“As a public servant, I was privileged to have Nan’s support,” Feinstein said. “It meant the world to me to have the backing of such a brilliant individual.”
In 1993, after she had moved back to San Francisco, Mrs. McEvoy sold her Georgetown home and thereafter divided her time between an apartment in a Montgomery Street high-rise, across from the Transamerica Pyramid, and her ranch in Petaluma. She said she purchased the 550-acre dairy farm as a place where her grandchildren – the children of her only child, Nion, and his then-wife, Ira – “could feel the country. It was something I had done once.”
The glamour was in wine, but Mrs. McEvoy always avoided glamour. Explaining why she chose to plant olive trees rather than a vineyard, she told an interviewer: “We were too late for grapes – I didn’t want to be the 800th in line.”
Instead she was the first in line for the California olive oil boom. Before planting, she studied the various microclimates and soil. Then she toured Tuscany and found five varieties she liked, bought 1,000 saplings from the trees, and brought them back. This later earned her a Pioneer Award from the California Olive Oil Council.
“She was the second person to start an Italian grove from scratch in California,” said Maggie Klein, owner of Oliveto in Oakland. “It was absolutely pure and raised people’s awareness of what really good olive oil is.”
‘An amazing spirit about her’
Her 80 acres now produce an average of 180 tons of olives a year, and her annual Harvest Party draws 400 people from across the country. Held in November for nearly 20 years, it was canceled last year because the fruit fly had beset the crop. By then Mrs. McEvoy herself was bedridden at her apartment in San Francisco, but she would have insisted the party go on without her, if not for the fruit fly, Nion McEvoy said.

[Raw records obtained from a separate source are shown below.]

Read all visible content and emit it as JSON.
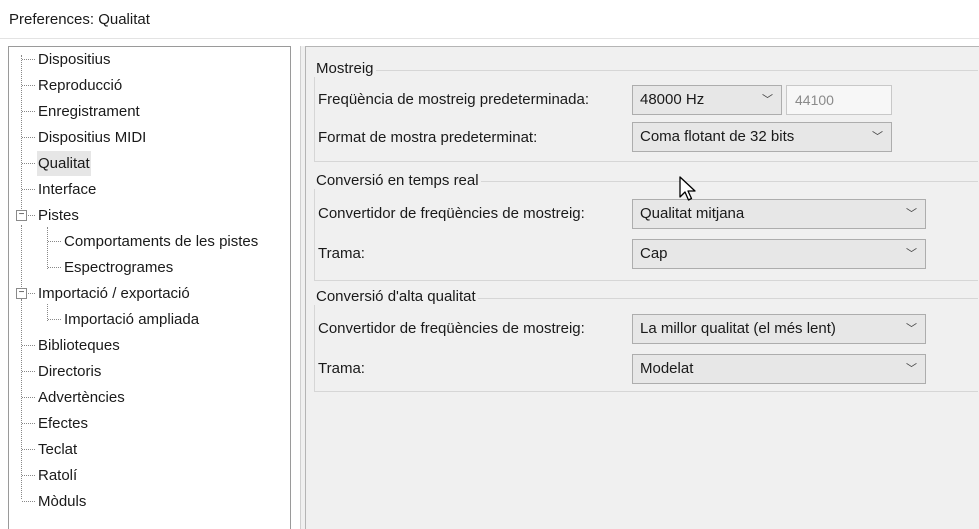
{
  "window": {
    "title": "Preferences: Qualitat"
  },
  "tree": {
    "items": [
      {
        "label": "Dispositius"
      },
      {
        "label": "Reproducció"
      },
      {
        "label": "Enregistrament"
      },
      {
        "label": "Dispositius MIDI"
      },
      {
        "label": "Qualitat",
        "selected": true
      },
      {
        "label": "Interface"
      },
      {
        "label": "Pistes",
        "expanded": true
      },
      {
        "label": "Comportaments de les pistes"
      },
      {
        "label": "Espectrogrames"
      },
      {
        "label": "Importació / exportació",
        "expanded": true
      },
      {
        "label": "Importació ampliada"
      },
      {
        "label": "Biblioteques"
      },
      {
        "label": "Directoris"
      },
      {
        "label": "Advertències"
      },
      {
        "label": "Efectes"
      },
      {
        "label": "Teclat"
      },
      {
        "label": "Ratolí"
      },
      {
        "label": "Mòduls"
      }
    ]
  },
  "sampling": {
    "title": "Mostreig",
    "rate_label": "Freqüència de mostreig predeterminada:",
    "rate_value": "48000 Hz",
    "rate_custom": "44100",
    "format_label": "Format de mostra predeterminat:",
    "format_value": "Coma flotant de 32 bits"
  },
  "realtime": {
    "title": "Conversió en temps real",
    "converter_label": "Convertidor de freqüències de mostreig:",
    "converter_value": "Qualitat mitjana",
    "dither_label": "Trama:",
    "dither_value": "Cap"
  },
  "highquality": {
    "title": "Conversió d'alta qualitat",
    "converter_label": "Convertidor de freqüències de mostreig:",
    "converter_value": "La millor qualitat (el més lent)",
    "dither_label": "Trama:",
    "dither_value": "Modelat"
  }
}
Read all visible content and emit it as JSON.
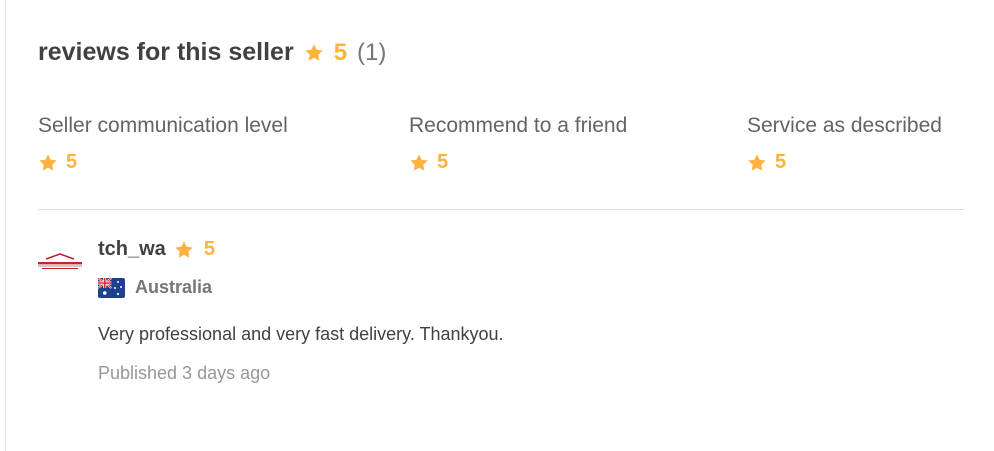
{
  "colors": {
    "star": "#ffb33e",
    "text": "#404145",
    "muted": "#74767e",
    "divider": "#dadbdd"
  },
  "header": {
    "title": "reviews for this seller",
    "rating": "5",
    "count": "(1)",
    "icon": "star-icon"
  },
  "breakdown": [
    {
      "label": "Seller communication level",
      "rating": "5"
    },
    {
      "label": "Recommend to a friend",
      "rating": "5"
    },
    {
      "label": "Service as described",
      "rating": "5"
    }
  ],
  "review": {
    "avatar_icon": "company-logo-icon",
    "username": "tch_wa",
    "rating": "5",
    "country": "Australia",
    "flag_icon": "australia-flag-icon",
    "text": "Very professional and very fast delivery. Thankyou.",
    "published": "Published 3 days ago"
  }
}
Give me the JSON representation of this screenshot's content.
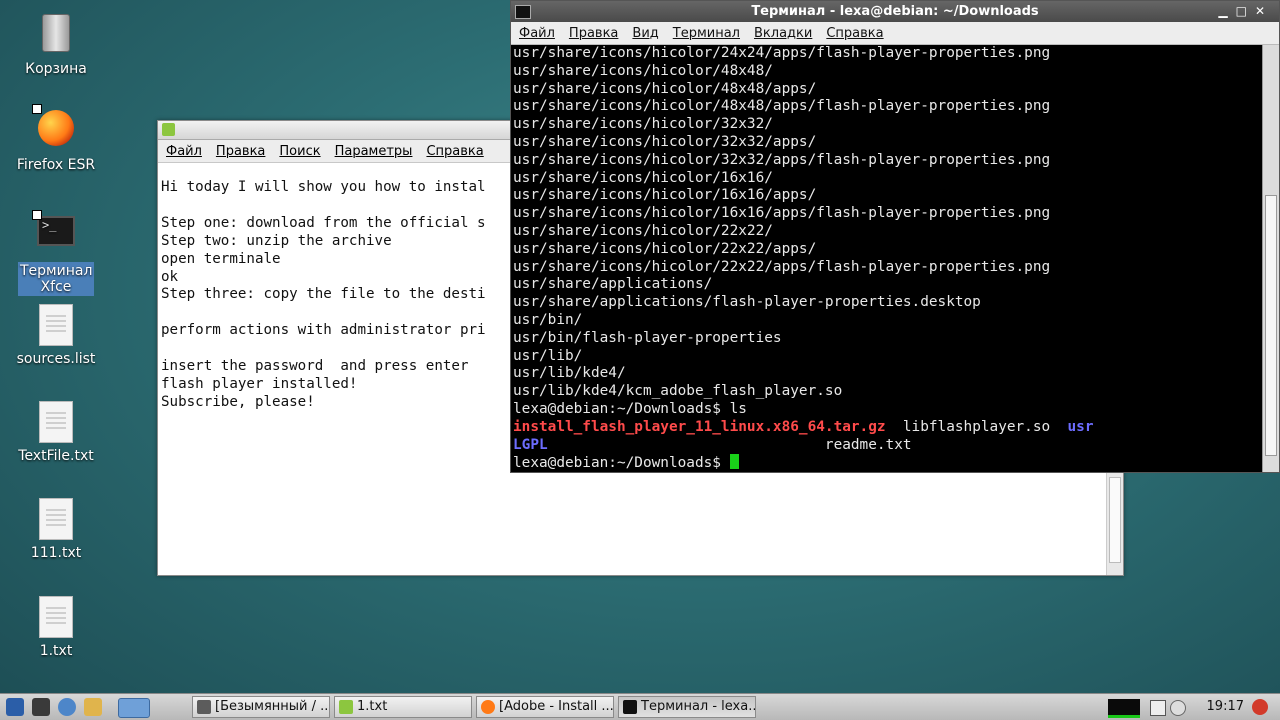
{
  "desktop": {
    "icons": [
      {
        "label": "Корзина"
      },
      {
        "label": "Firefox ESR"
      },
      {
        "label": "Терминал Xfce"
      },
      {
        "label": "sources.list"
      },
      {
        "label": "TextFile.txt"
      },
      {
        "label": "111.txt"
      },
      {
        "label": "1.txt"
      }
    ]
  },
  "editor": {
    "menu": [
      "Файл",
      "Правка",
      "Поиск",
      "Параметры",
      "Справка"
    ],
    "lines": [
      "Hi today I will show you how to instal",
      "",
      "Step one: download from the official s",
      "Step two: unzip the archive",
      "open terminale",
      "ok",
      "Step three: copy the file to the desti",
      "",
      "perform actions with administrator pri",
      "",
      "insert the password  and press enter",
      "flash player installed!",
      "Subscribe, please!"
    ]
  },
  "terminal": {
    "title": "Терминал - lexa@debian: ~/Downloads",
    "menu": [
      "Файл",
      "Правка",
      "Вид",
      "Терминал",
      "Вкладки",
      "Справка"
    ],
    "lines": [
      "usr/share/icons/hicolor/24x24/apps/flash-player-properties.png",
      "usr/share/icons/hicolor/48x48/",
      "usr/share/icons/hicolor/48x48/apps/",
      "usr/share/icons/hicolor/48x48/apps/flash-player-properties.png",
      "usr/share/icons/hicolor/32x32/",
      "usr/share/icons/hicolor/32x32/apps/",
      "usr/share/icons/hicolor/32x32/apps/flash-player-properties.png",
      "usr/share/icons/hicolor/16x16/",
      "usr/share/icons/hicolor/16x16/apps/",
      "usr/share/icons/hicolor/16x16/apps/flash-player-properties.png",
      "usr/share/icons/hicolor/22x22/",
      "usr/share/icons/hicolor/22x22/apps/",
      "usr/share/icons/hicolor/22x22/apps/flash-player-properties.png",
      "usr/share/applications/",
      "usr/share/applications/flash-player-properties.desktop",
      "usr/bin/",
      "usr/bin/flash-player-properties",
      "usr/lib/",
      "usr/lib/kde4/",
      "usr/lib/kde4/kcm_adobe_flash_player.so",
      "lexa@debian:~/Downloads$ ls"
    ],
    "ls_red": "install_flash_player_11_linux.x86_64.tar.gz",
    "ls_plain1": "  libflashplayer.so  ",
    "ls_blue1": "usr",
    "ls_blue2": "LGPL",
    "ls_plain2": "readme.txt",
    "prompt": "lexa@debian:~/Downloads$ "
  },
  "taskbar": {
    "tasks": [
      "[Безымянный / ...",
      "1.txt",
      "[Adobe - Install ...",
      "Терминал - lexa..."
    ],
    "clock": "19:17"
  }
}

“Nan had an amazing spirit about her,” Feinstein said, “and she had an amazing life.”
She is survived by her son, Nion of San Francisco, and three grandchildren. Services are pending.